[Dataset rows for apps and sites]
────

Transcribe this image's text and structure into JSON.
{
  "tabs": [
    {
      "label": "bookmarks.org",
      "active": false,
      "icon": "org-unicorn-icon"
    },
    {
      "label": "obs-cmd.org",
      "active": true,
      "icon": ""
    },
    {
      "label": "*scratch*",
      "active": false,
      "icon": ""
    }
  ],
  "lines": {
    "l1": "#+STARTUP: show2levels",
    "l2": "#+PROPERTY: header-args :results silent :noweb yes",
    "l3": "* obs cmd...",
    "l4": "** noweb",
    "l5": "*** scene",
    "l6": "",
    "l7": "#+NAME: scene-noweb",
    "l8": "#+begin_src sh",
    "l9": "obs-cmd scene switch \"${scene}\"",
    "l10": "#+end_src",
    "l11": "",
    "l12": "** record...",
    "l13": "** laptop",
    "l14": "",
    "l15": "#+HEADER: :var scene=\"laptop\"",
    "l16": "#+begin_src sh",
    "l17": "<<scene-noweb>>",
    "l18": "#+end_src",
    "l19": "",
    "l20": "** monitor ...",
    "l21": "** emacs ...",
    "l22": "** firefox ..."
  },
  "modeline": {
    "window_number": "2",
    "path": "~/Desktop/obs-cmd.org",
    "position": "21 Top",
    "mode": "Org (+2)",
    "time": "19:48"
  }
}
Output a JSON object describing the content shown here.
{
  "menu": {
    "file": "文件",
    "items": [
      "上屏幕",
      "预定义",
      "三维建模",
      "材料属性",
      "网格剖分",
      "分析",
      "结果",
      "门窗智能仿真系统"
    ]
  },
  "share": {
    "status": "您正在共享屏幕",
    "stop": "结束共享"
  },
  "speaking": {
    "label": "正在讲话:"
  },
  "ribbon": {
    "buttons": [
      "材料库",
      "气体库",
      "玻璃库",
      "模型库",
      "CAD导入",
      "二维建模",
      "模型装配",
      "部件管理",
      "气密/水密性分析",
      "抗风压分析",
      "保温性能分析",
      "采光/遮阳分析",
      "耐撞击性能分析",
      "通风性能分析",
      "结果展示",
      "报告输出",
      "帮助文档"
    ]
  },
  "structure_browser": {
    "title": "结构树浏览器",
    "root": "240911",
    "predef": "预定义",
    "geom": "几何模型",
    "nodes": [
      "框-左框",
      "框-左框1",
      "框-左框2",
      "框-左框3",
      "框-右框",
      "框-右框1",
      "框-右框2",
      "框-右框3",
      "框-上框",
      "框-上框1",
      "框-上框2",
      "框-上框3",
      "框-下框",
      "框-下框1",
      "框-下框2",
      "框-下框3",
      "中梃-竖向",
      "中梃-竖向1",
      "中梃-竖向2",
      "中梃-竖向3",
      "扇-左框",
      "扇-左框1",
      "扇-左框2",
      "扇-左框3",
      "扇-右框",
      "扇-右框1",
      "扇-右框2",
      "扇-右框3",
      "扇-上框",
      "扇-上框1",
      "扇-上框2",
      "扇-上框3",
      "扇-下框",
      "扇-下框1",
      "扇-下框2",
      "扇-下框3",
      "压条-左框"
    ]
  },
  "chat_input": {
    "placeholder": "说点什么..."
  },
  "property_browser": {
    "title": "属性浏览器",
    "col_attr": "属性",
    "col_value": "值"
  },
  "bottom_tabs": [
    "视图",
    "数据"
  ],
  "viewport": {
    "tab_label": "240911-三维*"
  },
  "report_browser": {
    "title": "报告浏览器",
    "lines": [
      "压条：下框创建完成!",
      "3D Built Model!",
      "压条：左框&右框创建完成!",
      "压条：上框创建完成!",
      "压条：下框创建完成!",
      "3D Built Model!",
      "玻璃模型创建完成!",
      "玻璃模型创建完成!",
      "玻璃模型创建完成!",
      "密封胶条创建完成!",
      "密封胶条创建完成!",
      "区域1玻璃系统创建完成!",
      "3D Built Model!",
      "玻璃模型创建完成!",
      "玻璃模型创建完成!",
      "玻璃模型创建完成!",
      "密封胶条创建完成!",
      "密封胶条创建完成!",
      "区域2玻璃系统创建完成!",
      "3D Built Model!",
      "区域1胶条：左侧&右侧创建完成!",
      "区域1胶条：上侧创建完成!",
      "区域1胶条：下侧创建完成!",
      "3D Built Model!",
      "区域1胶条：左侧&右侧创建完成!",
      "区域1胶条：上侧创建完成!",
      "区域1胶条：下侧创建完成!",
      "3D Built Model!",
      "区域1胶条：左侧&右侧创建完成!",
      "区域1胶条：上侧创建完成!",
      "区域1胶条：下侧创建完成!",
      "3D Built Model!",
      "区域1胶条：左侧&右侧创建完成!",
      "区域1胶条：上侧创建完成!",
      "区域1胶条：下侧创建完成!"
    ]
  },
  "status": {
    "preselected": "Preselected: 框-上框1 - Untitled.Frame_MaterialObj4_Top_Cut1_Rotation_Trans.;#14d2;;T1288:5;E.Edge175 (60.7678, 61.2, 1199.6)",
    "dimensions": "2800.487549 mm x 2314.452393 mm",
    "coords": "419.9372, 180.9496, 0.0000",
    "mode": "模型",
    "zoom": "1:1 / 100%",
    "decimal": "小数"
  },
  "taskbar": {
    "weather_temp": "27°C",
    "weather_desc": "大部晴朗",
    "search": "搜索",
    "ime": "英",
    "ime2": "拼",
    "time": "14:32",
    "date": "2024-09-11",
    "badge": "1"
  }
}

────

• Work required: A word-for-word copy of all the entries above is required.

• Written answer:
Transcribe this image's text and structure into JSON.
{
  "tabs": [
    {
      "label": "bookmarks.org",
      "active": false,
      "icon": "org-unicorn-icon"
    },
    {
      "label": "obs-cmd.org",
      "active": true,
      "icon": ""
    },
    {
      "label": "*scratch*",
      "active": false,
      "icon": ""
    }
  ],
  "lines": {
    "l1": "#+STARTUP: show2levels",
    "l2": "#+PROPERTY: header-args :results silent :noweb yes",
    "l3": "* obs cmd...",
    "l4": "** noweb",
    "l5": "*** scene",
    "l6": "",
    "l7": "#+NAME: scene-noweb",
    "l8": "#+begin_src sh",
    "l9": "obs-cmd scene switch \"${scene}\"",
    "l10": "#+end_src",
    "l11": "",
    "l12": "** record...",
    "l13": "** laptop",
    "l14": "",
    "l15": "#+HEADER: :var scene=\"laptop\"",
    "l16": "#+begin_src sh",
    "l17": "<<scene-noweb>>",
    "l18": "#+end_src",
    "l19": "",
    "l20": "** monitor ...",
    "l21": "** emacs ...",
    "l22": "** firefox ..."
  },
  "modeline": {
    "window_number": "2",
    "path": "~/Desktop/obs-cmd.org",
    "position": "21 Top",
    "mode": "Org (+2)",
    "time": "19:48"
  }
}
Output a JSON object describing the content shown here.
{
  "menu": {
    "file": "文件",
    "items": [
      "上屏幕",
      "预定义",
      "三维建模",
      "材料属性",
      "网格剖分",
      "分析",
      "结果",
      "门窗智能仿真系统"
    ]
  },
  "share": {
    "status": "您正在共享屏幕",
    "stop": "结束共享"
  },
  "speaking": {
    "label": "正在讲话:"
  },
  "ribbon": {
    "buttons": [
      "材料库",
      "气体库",
      "玻璃库",
      "模型库",
      "CAD导入",
      "二维建模",
      "模型装配",
      "部件管理",
      "气密/水密性分析",
      "抗风压分析",
      "保温性能分析",
      "采光/遮阳分析",
      "耐撞击性能分析",
      "通风性能分析",
      "结果展示",
      "报告输出",
      "帮助文档"
    ]
  },
  "structure_browser": {
    "title": "结构树浏览器",
    "root": "240911",
    "predef": "预定义",
    "geom": "几何模型",
    "nodes": [
      "框-左框",
      "框-左框1",
      "框-左框2",
      "框-左框3",
      "框-右框",
      "框-右框1",
      "框-右框2",
      "框-右框3",
      "框-上框",
      "框-上框1",
      "框-上框2",
      "框-上框3",
      "框-下框",
      "框-下框1",
      "框-下框2",
      "框-下框3",
      "中梃-竖向",
      "中梃-竖向1",
      "中梃-竖向2",
      "中梃-竖向3",
      "扇-左框",
      "扇-左框1",
      "扇-左框2",
      "扇-左框3",
      "扇-右框",
      "扇-右框1",
      "扇-右框2",
      "扇-右框3",
      "扇-上框",
      "扇-上框1",
      "扇-上框2",
      "扇-上框3",
      "扇-下框",
      "扇-下框1",
      "扇-下框2",
      "扇-下框3",
      "压条-左框"
    ]
  },
  "chat_input": {
    "placeholder": "说点什么..."
  },
  "property_browser": {
    "title": "属性浏览器",
    "col_attr": "属性",
    "col_value": "值"
  },
  "bottom_tabs": [
    "视图",
    "数据"
  ],
  "viewport": {
    "tab_label": "240911-三维*"
  },
  "report_browser": {
    "title": "报告浏览器",
    "lines": [
      "压条：下框创建完成!",
      "3D Built Model!",
      "压条：左框&右框创建完成!",
      "压条：上框创建完成!",
      "压条：下框创建完成!",
      "3D Built Model!",
      "玻璃模型创建完成!",
      "玻璃模型创建完成!",
      "玻璃模型创建完成!",
      "密封胶条创建完成!",
      "密封胶条创建完成!",
      "区域1玻璃系统创建完成!",
      "3D Built Model!",
      "玻璃模型创建完成!",
      "玻璃模型创建完成!",
      "玻璃模型创建完成!",
      "密封胶条创建完成!",
      "密封胶条创建完成!",
      "区域2玻璃系统创建完成!",
      "3D Built Model!",
      "区域1胶条：左侧&右侧创建完成!",
      "区域1胶条：上侧创建完成!",
      "区域1胶条：下侧创建完成!",
      "3D Built Model!",
      "区域1胶条：左侧&右侧创建完成!",
      "区域1胶条：上侧创建完成!",
      "区域1胶条：下侧创建完成!",
      "3D Built Model!",
      "区域1胶条：左侧&右侧创建完成!",
      "区域1胶条：上侧创建完成!",
      "区域1胶条：下侧创建完成!",
      "3D Built Model!",
      "区域1胶条：左侧&右侧创建完成!",
      "区域1胶条：上侧创建完成!",
      "区域1胶条：下侧创建完成!"
    ]
  },
  "status": {
    "preselected": "Preselected: 框-上框1 - Untitled.Frame_MaterialObj4_Top_Cut1_Rotation_Trans.;#14d2;;T1288:5;E.Edge175 (60.7678, 61.2, 1199.6)",
    "dimensions": "2800.487549 mm x 2314.452393 mm",
    "coords": "419.9372, 180.9496, 0.0000",
    "mode": "模型",
    "zoom": "1:1 / 100%",
    "decimal": "小数"
  },
  "taskbar": {
    "weather_temp": "27°C",
    "weather_desc": "大部晴朗",
    "search": "搜索",
    "ime": "英",
    "ime2": "拼",
    "time": "14:32",
    "date": "2024-09-11",
    "badge": "1"
  }
}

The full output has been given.